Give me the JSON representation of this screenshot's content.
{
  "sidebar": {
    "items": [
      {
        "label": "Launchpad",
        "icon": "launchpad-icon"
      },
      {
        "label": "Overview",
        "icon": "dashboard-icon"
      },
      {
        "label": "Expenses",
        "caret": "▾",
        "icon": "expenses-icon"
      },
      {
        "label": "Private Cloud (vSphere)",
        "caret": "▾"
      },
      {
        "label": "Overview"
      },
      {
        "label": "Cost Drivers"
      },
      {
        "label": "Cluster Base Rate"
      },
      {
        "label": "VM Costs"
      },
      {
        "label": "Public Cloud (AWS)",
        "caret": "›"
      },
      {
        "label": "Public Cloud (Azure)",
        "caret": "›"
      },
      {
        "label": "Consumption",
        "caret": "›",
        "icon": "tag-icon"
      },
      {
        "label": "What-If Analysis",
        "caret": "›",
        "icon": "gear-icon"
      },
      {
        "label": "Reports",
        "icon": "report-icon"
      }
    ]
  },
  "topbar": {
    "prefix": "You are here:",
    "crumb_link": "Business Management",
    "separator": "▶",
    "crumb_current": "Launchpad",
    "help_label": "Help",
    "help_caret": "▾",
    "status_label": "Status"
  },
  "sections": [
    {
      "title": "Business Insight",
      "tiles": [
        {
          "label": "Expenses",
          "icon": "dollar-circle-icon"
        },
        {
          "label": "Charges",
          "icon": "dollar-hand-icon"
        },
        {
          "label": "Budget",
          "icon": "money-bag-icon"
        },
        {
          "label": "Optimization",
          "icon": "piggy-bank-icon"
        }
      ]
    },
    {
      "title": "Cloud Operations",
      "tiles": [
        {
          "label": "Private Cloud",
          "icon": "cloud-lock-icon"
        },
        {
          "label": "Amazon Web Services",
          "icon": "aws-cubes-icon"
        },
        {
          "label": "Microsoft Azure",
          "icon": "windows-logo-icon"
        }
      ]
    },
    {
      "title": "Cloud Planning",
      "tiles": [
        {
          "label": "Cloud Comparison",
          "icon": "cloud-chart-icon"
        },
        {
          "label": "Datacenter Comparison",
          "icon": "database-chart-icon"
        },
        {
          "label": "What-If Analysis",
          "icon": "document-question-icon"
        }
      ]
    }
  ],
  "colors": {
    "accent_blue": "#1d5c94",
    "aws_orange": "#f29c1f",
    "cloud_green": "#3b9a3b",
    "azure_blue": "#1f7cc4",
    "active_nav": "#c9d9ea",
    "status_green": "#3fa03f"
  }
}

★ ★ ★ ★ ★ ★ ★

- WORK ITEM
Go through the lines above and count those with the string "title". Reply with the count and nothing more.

- WRITTEN SOLUTION
3